The expected output is the data below, restated word for word.

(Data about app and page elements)
○ ○ ○ ○

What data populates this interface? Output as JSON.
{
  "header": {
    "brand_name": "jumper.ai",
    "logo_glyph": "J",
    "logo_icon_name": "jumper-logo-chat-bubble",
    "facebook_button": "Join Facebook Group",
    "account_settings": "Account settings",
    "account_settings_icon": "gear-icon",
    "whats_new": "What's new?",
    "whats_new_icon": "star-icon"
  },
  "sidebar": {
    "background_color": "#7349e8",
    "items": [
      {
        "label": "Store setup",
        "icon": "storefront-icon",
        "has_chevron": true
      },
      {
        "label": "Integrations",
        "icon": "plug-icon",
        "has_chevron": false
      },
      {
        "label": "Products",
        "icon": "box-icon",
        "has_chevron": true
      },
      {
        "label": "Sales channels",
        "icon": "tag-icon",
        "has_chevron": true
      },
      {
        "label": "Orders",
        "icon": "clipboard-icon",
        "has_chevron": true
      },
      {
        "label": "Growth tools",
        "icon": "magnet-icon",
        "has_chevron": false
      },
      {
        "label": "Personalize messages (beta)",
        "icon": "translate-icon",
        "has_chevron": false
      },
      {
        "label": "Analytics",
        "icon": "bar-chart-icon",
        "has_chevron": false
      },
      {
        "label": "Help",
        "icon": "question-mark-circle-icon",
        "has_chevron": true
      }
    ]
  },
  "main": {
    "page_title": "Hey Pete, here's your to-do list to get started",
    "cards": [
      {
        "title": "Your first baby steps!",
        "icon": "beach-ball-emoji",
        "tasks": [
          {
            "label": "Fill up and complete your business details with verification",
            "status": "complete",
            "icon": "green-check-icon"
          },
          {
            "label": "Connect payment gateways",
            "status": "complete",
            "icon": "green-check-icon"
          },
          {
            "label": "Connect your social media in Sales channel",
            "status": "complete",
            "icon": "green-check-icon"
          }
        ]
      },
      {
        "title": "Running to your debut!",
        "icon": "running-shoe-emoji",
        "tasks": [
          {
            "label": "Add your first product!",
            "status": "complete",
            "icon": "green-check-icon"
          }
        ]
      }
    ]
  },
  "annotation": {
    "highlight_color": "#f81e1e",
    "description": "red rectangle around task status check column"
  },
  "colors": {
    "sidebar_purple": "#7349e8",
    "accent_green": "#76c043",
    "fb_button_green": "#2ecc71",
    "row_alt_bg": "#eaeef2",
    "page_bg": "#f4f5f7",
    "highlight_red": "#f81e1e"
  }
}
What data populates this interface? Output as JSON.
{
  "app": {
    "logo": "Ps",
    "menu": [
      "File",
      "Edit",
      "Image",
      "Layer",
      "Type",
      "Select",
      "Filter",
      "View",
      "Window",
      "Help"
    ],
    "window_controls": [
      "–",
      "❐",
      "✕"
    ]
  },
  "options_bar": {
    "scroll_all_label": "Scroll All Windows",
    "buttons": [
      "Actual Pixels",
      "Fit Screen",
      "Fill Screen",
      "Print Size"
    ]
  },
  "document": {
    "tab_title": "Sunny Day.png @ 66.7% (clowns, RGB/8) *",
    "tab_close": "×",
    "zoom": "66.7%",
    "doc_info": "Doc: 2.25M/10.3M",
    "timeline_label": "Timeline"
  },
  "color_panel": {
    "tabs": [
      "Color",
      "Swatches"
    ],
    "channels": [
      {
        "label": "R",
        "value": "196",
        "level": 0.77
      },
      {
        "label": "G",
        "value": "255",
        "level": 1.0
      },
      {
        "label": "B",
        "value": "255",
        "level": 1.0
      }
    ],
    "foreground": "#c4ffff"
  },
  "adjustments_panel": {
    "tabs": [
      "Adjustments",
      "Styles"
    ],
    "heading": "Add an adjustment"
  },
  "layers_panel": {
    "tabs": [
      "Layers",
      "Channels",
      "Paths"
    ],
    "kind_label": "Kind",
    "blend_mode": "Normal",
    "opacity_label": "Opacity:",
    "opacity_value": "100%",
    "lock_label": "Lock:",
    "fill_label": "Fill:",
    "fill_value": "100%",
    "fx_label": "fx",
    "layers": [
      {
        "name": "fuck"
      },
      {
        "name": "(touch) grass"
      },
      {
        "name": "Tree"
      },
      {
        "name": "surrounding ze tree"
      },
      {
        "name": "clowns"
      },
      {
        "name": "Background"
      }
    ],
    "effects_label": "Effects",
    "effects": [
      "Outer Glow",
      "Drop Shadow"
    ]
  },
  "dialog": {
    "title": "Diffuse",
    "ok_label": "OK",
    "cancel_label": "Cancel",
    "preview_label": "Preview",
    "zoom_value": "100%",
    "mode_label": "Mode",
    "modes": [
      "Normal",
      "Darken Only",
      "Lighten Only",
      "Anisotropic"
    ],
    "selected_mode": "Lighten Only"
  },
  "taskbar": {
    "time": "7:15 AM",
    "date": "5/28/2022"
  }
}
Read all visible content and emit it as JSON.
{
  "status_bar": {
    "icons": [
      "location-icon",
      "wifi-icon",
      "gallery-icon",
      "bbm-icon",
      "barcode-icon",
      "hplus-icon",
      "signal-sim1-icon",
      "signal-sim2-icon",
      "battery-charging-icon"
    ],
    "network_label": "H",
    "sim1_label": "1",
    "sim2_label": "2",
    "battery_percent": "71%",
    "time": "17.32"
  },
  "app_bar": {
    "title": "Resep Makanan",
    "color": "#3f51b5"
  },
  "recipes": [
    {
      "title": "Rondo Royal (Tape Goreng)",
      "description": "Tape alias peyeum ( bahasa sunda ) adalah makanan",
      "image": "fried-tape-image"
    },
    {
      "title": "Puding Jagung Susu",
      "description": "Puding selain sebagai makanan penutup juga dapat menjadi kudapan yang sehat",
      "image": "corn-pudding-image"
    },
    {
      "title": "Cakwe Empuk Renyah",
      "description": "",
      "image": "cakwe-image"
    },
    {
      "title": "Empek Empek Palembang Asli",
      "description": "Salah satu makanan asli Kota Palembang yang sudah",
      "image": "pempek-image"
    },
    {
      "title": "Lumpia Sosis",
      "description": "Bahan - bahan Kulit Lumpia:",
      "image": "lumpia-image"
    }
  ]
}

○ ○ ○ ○

| Problem solution |
What data populates this interface? Output as JSON.
{
  "header": {
    "brand_name": "jumper.ai",
    "logo_glyph": "J",
    "logo_icon_name": "jumper-logo-chat-bubble",
    "facebook_button": "Join Facebook Group",
    "account_settings": "Account settings",
    "account_settings_icon": "gear-icon",
    "whats_new": "What's new?",
    "whats_new_icon": "star-icon"
  },
  "sidebar": {
    "background_color": "#7349e8",
    "items": [
      {
        "label": "Store setup",
        "icon": "storefront-icon",
        "has_chevron": true
      },
      {
        "label": "Integrations",
        "icon": "plug-icon",
        "has_chevron": false
      },
      {
        "label": "Products",
        "icon": "box-icon",
        "has_chevron": true
      },
      {
        "label": "Sales channels",
        "icon": "tag-icon",
        "has_chevron": true
      },
      {
        "label": "Orders",
        "icon": "clipboard-icon",
        "has_chevron": true
      },
      {
        "label": "Growth tools",
        "icon": "magnet-icon",
        "has_chevron": false
      },
      {
        "label": "Personalize messages (beta)",
        "icon": "translate-icon",
        "has_chevron": false
      },
      {
        "label": "Analytics",
        "icon": "bar-chart-icon",
        "has_chevron": false
      },
      {
        "label": "Help",
        "icon": "question-mark-circle-icon",
        "has_chevron": true
      }
    ]
  },
  "main": {
    "page_title": "Hey Pete, here's your to-do list to get started",
    "cards": [
      {
        "title": "Your first baby steps!",
        "icon": "beach-ball-emoji",
        "tasks": [
          {
            "label": "Fill up and complete your business details with verification",
            "status": "complete",
            "icon": "green-check-icon"
          },
          {
            "label": "Connect payment gateways",
            "status": "complete",
            "icon": "green-check-icon"
          },
          {
            "label": "Connect your social media in Sales channel",
            "status": "complete",
            "icon": "green-check-icon"
          }
        ]
      },
      {
        "title": "Running to your debut!",
        "icon": "running-shoe-emoji",
        "tasks": [
          {
            "label": "Add your first product!",
            "status": "complete",
            "icon": "green-check-icon"
          }
        ]
      }
    ]
  },
  "annotation": {
    "highlight_color": "#f81e1e",
    "description": "red rectangle around task status check column"
  },
  "colors": {
    "sidebar_purple": "#7349e8",
    "accent_green": "#76c043",
    "fb_button_green": "#2ecc71",
    "row_alt_bg": "#eaeef2",
    "page_bg": "#f4f5f7",
    "highlight_red": "#f81e1e"
  }
}
What data populates this interface? Output as JSON.
{
  "app": {
    "logo": "Ps",
    "menu": [
      "File",
      "Edit",
      "Image",
      "Layer",
      "Type",
      "Select",
      "Filter",
      "View",
      "Window",
      "Help"
    ],
    "window_controls": [
      "–",
      "❐",
      "✕"
    ]
  },
  "options_bar": {
    "scroll_all_label": "Scroll All Windows",
    "buttons": [
      "Actual Pixels",
      "Fit Screen",
      "Fill Screen",
      "Print Size"
    ]
  },
  "document": {
    "tab_title": "Sunny Day.png @ 66.7% (clowns, RGB/8) *",
    "tab_close": "×",
    "zoom": "66.7%",
    "doc_info": "Doc: 2.25M/10.3M",
    "timeline_label": "Timeline"
  },
  "color_panel": {
    "tabs": [
      "Color",
      "Swatches"
    ],
    "channels": [
      {
        "label": "R",
        "value": "196",
        "level": 0.77
      },
      {
        "label": "G",
        "value": "255",
        "level": 1.0
      },
      {
        "label": "B",
        "value": "255",
        "level": 1.0
      }
    ],
    "foreground": "#c4ffff"
  },
  "adjustments_panel": {
    "tabs": [
      "Adjustments",
      "Styles"
    ],
    "heading": "Add an adjustment"
  },
  "layers_panel": {
    "tabs": [
      "Layers",
      "Channels",
      "Paths"
    ],
    "kind_label": "Kind",
    "blend_mode": "Normal",
    "opacity_label": "Opacity:",
    "opacity_value": "100%",
    "lock_label": "Lock:",
    "fill_label": "Fill:",
    "fill_value": "100%",
    "fx_label": "fx",
    "layers": [
      {
        "name": "fuck"
      },
      {
        "name": "(touch) grass"
      },
      {
        "name": "Tree"
      },
      {
        "name": "surrounding ze tree"
      },
      {
        "name": "clowns"
      },
      {
        "name": "Background"
      }
    ],
    "effects_label": "Effects",
    "effects": [
      "Outer Glow",
      "Drop Shadow"
    ]
  },
  "dialog": {
    "title": "Diffuse",
    "ok_label": "OK",
    "cancel_label": "Cancel",
    "preview_label": "Preview",
    "zoom_value": "100%",
    "mode_label": "Mode",
    "modes": [
      "Normal",
      "Darken Only",
      "Lighten Only",
      "Anisotropic"
    ],
    "selected_mode": "Lighten Only"
  },
  "taskbar": {
    "time": "7:15 AM",
    "date": "5/28/2022"
  }
}
Read all visible content and emit it as JSON.
{
  "status_bar": {
    "icons": [
      "location-icon",
      "wifi-icon",
      "gallery-icon",
      "bbm-icon",
      "barcode-icon",
      "hplus-icon",
      "signal-sim1-icon",
      "signal-sim2-icon",
      "battery-charging-icon"
    ],
    "network_label": "H",
    "sim1_label": "1",
    "sim2_label": "2",
    "battery_percent": "71%",
    "time": "17.32"
  },
  "app_bar": {
    "title": "Resep Makanan",
    "color": "#3f51b5"
  },
  "recipes": [
    {
      "title": "Rondo Royal (Tape Goreng)",
      "description": "Tape alias peyeum ( bahasa sunda ) adalah makanan",
      "image": "fried-tape-image"
    },
    {
      "title": "Puding Jagung Susu",
      "description": "Puding selain sebagai makanan penutup juga dapat menjadi kudapan yang sehat",
      "image": "corn-pudding-image"
    },
    {
      "title": "Cakwe Empuk Renyah",
      "description": "",
      "image": "cakwe-image"
    },
    {
      "title": "Empek Empek Palembang Asli",
      "description": "Salah satu makanan asli Kota Palembang yang sudah",
      "image": "pempek-image"
    },
    {
      "title": "Lumpia Sosis",
      "description": "Bahan - bahan Kulit Lumpia:",
      "image": "lumpia-image"
    }
  ]
}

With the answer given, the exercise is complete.